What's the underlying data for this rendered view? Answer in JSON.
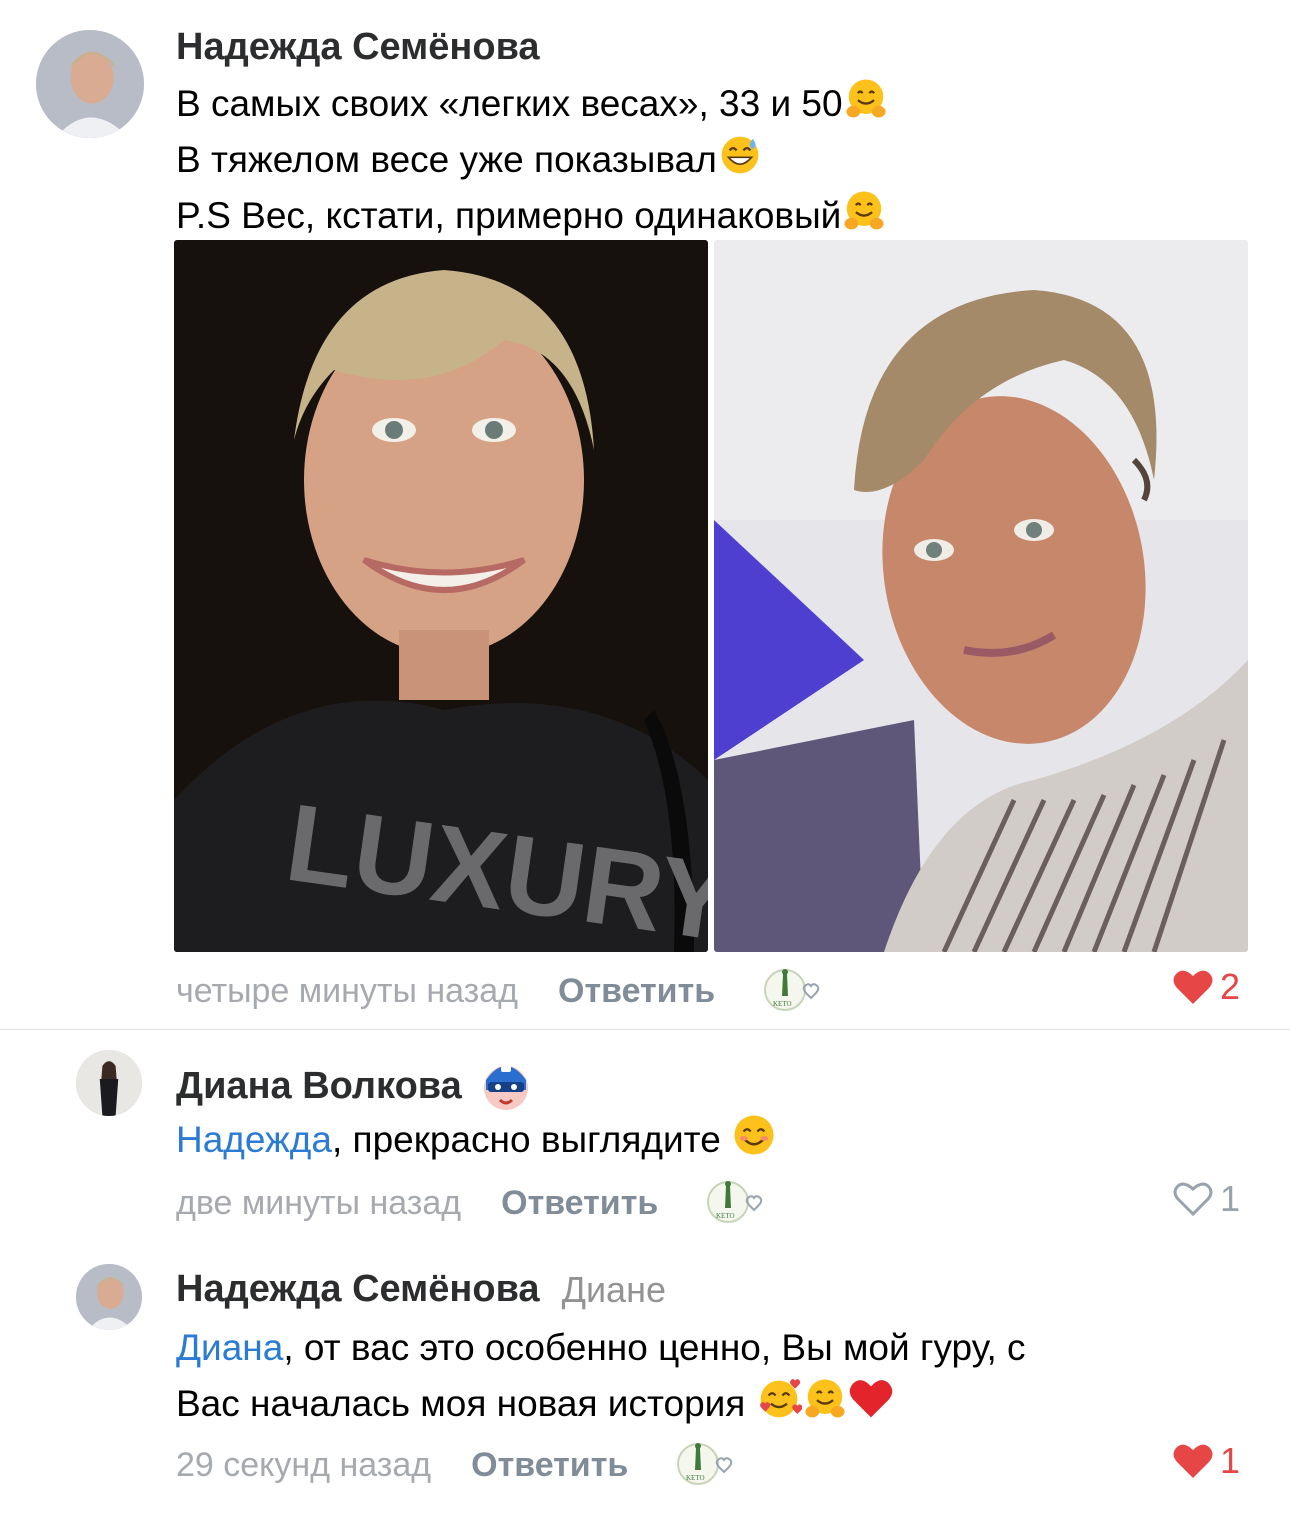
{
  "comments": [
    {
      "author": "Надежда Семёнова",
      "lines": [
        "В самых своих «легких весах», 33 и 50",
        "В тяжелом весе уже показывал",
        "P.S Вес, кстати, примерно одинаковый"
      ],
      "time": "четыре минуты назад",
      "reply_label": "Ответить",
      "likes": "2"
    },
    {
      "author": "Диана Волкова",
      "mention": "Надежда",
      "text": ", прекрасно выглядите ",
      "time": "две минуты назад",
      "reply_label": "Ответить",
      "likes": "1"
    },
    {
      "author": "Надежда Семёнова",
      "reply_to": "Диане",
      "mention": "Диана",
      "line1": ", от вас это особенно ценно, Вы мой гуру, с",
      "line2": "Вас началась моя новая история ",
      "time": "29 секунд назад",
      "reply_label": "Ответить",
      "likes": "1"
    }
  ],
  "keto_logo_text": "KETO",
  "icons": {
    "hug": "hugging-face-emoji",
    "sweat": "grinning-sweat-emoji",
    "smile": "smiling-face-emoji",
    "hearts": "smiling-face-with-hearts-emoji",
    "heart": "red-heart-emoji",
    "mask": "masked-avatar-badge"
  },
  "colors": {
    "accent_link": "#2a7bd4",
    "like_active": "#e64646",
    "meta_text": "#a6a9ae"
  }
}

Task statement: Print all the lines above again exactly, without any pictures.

Answer section:
What's the underlying data for this rendered view? Answer in JSON.
{
  "comments": [
    {
      "author": "Надежда Семёнова",
      "lines": [
        "В самых своих «легких весах», 33 и 50",
        "В тяжелом весе уже показывал",
        "P.S Вес, кстати, примерно одинаковый"
      ],
      "time": "четыре минуты назад",
      "reply_label": "Ответить",
      "likes": "2"
    },
    {
      "author": "Диана Волкова",
      "mention": "Надежда",
      "text": ", прекрасно выглядите ",
      "time": "две минуты назад",
      "reply_label": "Ответить",
      "likes": "1"
    },
    {
      "author": "Надежда Семёнова",
      "reply_to": "Диане",
      "mention": "Диана",
      "line1": ", от вас это особенно ценно, Вы мой гуру, с",
      "line2": "Вас началась моя новая история ",
      "time": "29 секунд назад",
      "reply_label": "Ответить",
      "likes": "1"
    }
  ],
  "keto_logo_text": "KETO",
  "icons": {
    "hug": "hugging-face-emoji",
    "sweat": "grinning-sweat-emoji",
    "smile": "smiling-face-emoji",
    "hearts": "smiling-face-with-hearts-emoji",
    "heart": "red-heart-emoji",
    "mask": "masked-avatar-badge"
  },
  "colors": {
    "accent_link": "#2a7bd4",
    "like_active": "#e64646",
    "meta_text": "#a6a9ae"
  }
}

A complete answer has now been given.